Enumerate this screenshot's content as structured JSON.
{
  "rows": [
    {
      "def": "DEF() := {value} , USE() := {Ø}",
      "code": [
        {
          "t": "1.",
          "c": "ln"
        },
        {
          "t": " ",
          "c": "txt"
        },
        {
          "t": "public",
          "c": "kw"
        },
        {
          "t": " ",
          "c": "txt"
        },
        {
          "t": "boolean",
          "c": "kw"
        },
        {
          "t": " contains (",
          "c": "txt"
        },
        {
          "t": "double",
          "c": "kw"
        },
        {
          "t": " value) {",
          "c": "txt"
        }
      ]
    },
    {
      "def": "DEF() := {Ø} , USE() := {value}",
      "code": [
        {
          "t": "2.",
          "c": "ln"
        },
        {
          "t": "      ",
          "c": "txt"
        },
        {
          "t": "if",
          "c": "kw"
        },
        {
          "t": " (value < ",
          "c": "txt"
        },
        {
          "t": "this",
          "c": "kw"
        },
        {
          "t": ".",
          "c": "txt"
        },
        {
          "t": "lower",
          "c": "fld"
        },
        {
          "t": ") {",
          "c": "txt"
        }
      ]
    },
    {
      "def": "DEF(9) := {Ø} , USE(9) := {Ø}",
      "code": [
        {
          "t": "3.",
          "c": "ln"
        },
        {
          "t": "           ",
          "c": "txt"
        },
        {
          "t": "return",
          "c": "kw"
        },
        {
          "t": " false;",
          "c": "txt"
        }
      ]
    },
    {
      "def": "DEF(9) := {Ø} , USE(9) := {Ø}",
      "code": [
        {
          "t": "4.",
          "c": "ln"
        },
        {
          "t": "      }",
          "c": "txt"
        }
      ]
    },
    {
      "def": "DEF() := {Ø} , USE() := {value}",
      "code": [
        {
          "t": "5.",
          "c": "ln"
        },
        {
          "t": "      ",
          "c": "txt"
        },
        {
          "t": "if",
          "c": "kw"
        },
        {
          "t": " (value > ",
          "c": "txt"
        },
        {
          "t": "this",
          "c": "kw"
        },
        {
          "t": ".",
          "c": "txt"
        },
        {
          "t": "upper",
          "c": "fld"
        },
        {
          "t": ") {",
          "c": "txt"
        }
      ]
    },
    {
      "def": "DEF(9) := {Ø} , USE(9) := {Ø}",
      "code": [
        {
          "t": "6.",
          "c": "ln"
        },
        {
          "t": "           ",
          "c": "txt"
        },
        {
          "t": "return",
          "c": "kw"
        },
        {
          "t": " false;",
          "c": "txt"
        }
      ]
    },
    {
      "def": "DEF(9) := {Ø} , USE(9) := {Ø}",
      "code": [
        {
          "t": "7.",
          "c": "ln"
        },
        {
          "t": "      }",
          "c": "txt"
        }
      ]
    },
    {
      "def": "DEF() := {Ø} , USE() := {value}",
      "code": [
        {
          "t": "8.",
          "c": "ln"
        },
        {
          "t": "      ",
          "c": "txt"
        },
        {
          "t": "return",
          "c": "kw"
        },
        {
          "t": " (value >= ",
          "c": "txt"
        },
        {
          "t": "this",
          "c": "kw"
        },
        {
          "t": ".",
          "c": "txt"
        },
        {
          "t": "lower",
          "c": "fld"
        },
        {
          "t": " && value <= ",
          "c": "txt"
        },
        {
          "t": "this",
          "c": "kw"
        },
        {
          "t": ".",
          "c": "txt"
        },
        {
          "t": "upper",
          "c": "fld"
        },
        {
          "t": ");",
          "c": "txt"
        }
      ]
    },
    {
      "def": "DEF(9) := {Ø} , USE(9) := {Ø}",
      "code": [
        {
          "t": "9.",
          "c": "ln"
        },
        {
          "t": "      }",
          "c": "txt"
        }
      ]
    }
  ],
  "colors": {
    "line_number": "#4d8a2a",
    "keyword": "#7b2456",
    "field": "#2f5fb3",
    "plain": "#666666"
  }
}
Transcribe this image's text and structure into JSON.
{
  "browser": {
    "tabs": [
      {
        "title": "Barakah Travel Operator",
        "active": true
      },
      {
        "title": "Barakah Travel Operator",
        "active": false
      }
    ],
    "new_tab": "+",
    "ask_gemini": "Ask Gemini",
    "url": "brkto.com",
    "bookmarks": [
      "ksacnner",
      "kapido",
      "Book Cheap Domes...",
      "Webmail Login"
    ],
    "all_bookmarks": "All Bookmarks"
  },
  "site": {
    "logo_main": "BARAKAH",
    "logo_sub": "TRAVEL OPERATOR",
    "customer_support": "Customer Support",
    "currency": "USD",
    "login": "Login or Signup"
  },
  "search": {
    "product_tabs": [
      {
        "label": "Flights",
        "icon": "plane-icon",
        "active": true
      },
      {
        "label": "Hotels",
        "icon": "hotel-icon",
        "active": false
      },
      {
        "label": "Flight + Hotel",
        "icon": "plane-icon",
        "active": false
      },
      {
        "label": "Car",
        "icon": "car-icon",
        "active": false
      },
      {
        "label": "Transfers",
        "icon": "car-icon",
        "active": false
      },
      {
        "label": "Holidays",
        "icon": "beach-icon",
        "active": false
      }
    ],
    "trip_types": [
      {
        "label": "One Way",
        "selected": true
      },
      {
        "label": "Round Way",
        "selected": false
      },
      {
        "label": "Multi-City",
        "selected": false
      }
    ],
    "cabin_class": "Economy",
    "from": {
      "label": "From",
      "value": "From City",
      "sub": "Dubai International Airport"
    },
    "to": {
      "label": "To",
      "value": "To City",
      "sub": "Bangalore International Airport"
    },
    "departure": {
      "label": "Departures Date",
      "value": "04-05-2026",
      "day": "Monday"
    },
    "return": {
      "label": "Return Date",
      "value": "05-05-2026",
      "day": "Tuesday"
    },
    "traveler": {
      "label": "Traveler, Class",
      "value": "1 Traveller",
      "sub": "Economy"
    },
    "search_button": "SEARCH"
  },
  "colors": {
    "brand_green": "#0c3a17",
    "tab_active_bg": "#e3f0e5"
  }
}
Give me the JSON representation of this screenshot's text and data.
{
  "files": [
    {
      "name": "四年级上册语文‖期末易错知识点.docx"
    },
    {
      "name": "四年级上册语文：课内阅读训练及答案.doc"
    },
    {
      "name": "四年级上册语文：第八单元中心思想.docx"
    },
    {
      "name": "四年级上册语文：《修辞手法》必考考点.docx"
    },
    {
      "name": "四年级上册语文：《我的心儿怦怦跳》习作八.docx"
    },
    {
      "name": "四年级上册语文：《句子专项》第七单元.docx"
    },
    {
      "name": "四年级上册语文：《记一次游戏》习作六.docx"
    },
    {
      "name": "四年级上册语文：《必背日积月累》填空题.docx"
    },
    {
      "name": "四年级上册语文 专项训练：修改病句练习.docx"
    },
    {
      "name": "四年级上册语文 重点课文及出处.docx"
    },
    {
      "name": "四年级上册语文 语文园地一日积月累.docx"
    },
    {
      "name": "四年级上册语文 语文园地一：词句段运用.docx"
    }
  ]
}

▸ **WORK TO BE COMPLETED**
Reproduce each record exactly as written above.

▸ **SOLUTION**
Enumerate this screenshot's content as structured JSON.
{
  "rows": [
    {
      "def": "DEF() := {value} , USE() := {Ø}",
      "code": [
        {
          "t": "1.",
          "c": "ln"
        },
        {
          "t": " ",
          "c": "txt"
        },
        {
          "t": "public",
          "c": "kw"
        },
        {
          "t": " ",
          "c": "txt"
        },
        {
          "t": "boolean",
          "c": "kw"
        },
        {
          "t": " contains (",
          "c": "txt"
        },
        {
          "t": "double",
          "c": "kw"
        },
        {
          "t": " value) {",
          "c": "txt"
        }
      ]
    },
    {
      "def": "DEF() := {Ø} , USE() := {value}",
      "code": [
        {
          "t": "2.",
          "c": "ln"
        },
        {
          "t": "      ",
          "c": "txt"
        },
        {
          "t": "if",
          "c": "kw"
        },
        {
          "t": " (value < ",
          "c": "txt"
        },
        {
          "t": "this",
          "c": "kw"
        },
        {
          "t": ".",
          "c": "txt"
        },
        {
          "t": "lower",
          "c": "fld"
        },
        {
          "t": ") {",
          "c": "txt"
        }
      ]
    },
    {
      "def": "DEF(9) := {Ø} , USE(9) := {Ø}",
      "code": [
        {
          "t": "3.",
          "c": "ln"
        },
        {
          "t": "           ",
          "c": "txt"
        },
        {
          "t": "return",
          "c": "kw"
        },
        {
          "t": " false;",
          "c": "txt"
        }
      ]
    },
    {
      "def": "DEF(9) := {Ø} , USE(9) := {Ø}",
      "code": [
        {
          "t": "4.",
          "c": "ln"
        },
        {
          "t": "      }",
          "c": "txt"
        }
      ]
    },
    {
      "def": "DEF() := {Ø} , USE() := {value}",
      "code": [
        {
          "t": "5.",
          "c": "ln"
        },
        {
          "t": "      ",
          "c": "txt"
        },
        {
          "t": "if",
          "c": "kw"
        },
        {
          "t": " (value > ",
          "c": "txt"
        },
        {
          "t": "this",
          "c": "kw"
        },
        {
          "t": ".",
          "c": "txt"
        },
        {
          "t": "upper",
          "c": "fld"
        },
        {
          "t": ") {",
          "c": "txt"
        }
      ]
    },
    {
      "def": "DEF(9) := {Ø} , USE(9) := {Ø}",
      "code": [
        {
          "t": "6.",
          "c": "ln"
        },
        {
          "t": "           ",
          "c": "txt"
        },
        {
          "t": "return",
          "c": "kw"
        },
        {
          "t": " false;",
          "c": "txt"
        }
      ]
    },
    {
      "def": "DEF(9) := {Ø} , USE(9) := {Ø}",
      "code": [
        {
          "t": "7.",
          "c": "ln"
        },
        {
          "t": "      }",
          "c": "txt"
        }
      ]
    },
    {
      "def": "DEF() := {Ø} , USE() := {value}",
      "code": [
        {
          "t": "8.",
          "c": "ln"
        },
        {
          "t": "      ",
          "c": "txt"
        },
        {
          "t": "return",
          "c": "kw"
        },
        {
          "t": " (value >= ",
          "c": "txt"
        },
        {
          "t": "this",
          "c": "kw"
        },
        {
          "t": ".",
          "c": "txt"
        },
        {
          "t": "lower",
          "c": "fld"
        },
        {
          "t": " && value <= ",
          "c": "txt"
        },
        {
          "t": "this",
          "c": "kw"
        },
        {
          "t": ".",
          "c": "txt"
        },
        {
          "t": "upper",
          "c": "fld"
        },
        {
          "t": ");",
          "c": "txt"
        }
      ]
    },
    {
      "def": "DEF(9) := {Ø} , USE(9) := {Ø}",
      "code": [
        {
          "t": "9.",
          "c": "ln"
        },
        {
          "t": "      }",
          "c": "txt"
        }
      ]
    }
  ],
  "colors": {
    "line_number": "#4d8a2a",
    "keyword": "#7b2456",
    "field": "#2f5fb3",
    "plain": "#666666"
  }
}
Transcribe this image's text and structure into JSON.
{
  "browser": {
    "tabs": [
      {
        "title": "Barakah Travel Operator",
        "active": true
      },
      {
        "title": "Barakah Travel Operator",
        "active": false
      }
    ],
    "new_tab": "+",
    "ask_gemini": "Ask Gemini",
    "url": "brkto.com",
    "bookmarks": [
      "ksacnner",
      "kapido",
      "Book Cheap Domes...",
      "Webmail Login"
    ],
    "all_bookmarks": "All Bookmarks"
  },
  "site": {
    "logo_main": "BARAKAH",
    "logo_sub": "TRAVEL OPERATOR",
    "customer_support": "Customer Support",
    "currency": "USD",
    "login": "Login or Signup"
  },
  "search": {
    "product_tabs": [
      {
        "label": "Flights",
        "icon": "plane-icon",
        "active": true
      },
      {
        "label": "Hotels",
        "icon": "hotel-icon",
        "active": false
      },
      {
        "label": "Flight + Hotel",
        "icon": "plane-icon",
        "active": false
      },
      {
        "label": "Car",
        "icon": "car-icon",
        "active": false
      },
      {
        "label": "Transfers",
        "icon": "car-icon",
        "active": false
      },
      {
        "label": "Holidays",
        "icon": "beach-icon",
        "active": false
      }
    ],
    "trip_types": [
      {
        "label": "One Way",
        "selected": true
      },
      {
        "label": "Round Way",
        "selected": false
      },
      {
        "label": "Multi-City",
        "selected": false
      }
    ],
    "cabin_class": "Economy",
    "from": {
      "label": "From",
      "value": "From City",
      "sub": "Dubai International Airport"
    },
    "to": {
      "label": "To",
      "value": "To City",
      "sub": "Bangalore International Airport"
    },
    "departure": {
      "label": "Departures Date",
      "value": "04-05-2026",
      "day": "Monday"
    },
    "return": {
      "label": "Return Date",
      "value": "05-05-2026",
      "day": "Tuesday"
    },
    "traveler": {
      "label": "Traveler, Class",
      "value": "1 Traveller",
      "sub": "Economy"
    },
    "search_button": "SEARCH"
  },
  "colors": {
    "brand_green": "#0c3a17",
    "tab_active_bg": "#e3f0e5"
  }
}
Give me the JSON representation of this screenshot's text and data.
{
  "files": [
    {
      "name": "四年级上册语文‖期末易错知识点.docx"
    },
    {
      "name": "四年级上册语文：课内阅读训练及答案.doc"
    },
    {
      "name": "四年级上册语文：第八单元中心思想.docx"
    },
    {
      "name": "四年级上册语文：《修辞手法》必考考点.docx"
    },
    {
      "name": "四年级上册语文：《我的心儿怦怦跳》习作八.docx"
    },
    {
      "name": "四年级上册语文：《句子专项》第七单元.docx"
    },
    {
      "name": "四年级上册语文：《记一次游戏》习作六.docx"
    },
    {
      "name": "四年级上册语文：《必背日积月累》填空题.docx"
    },
    {
      "name": "四年级上册语文 专项训练：修改病句练习.docx"
    },
    {
      "name": "四年级上册语文 重点课文及出处.docx"
    },
    {
      "name": "四年级上册语文 语文园地一日积月累.docx"
    },
    {
      "name": "四年级上册语文 语文园地一：词句段运用.docx"
    }
  ]
}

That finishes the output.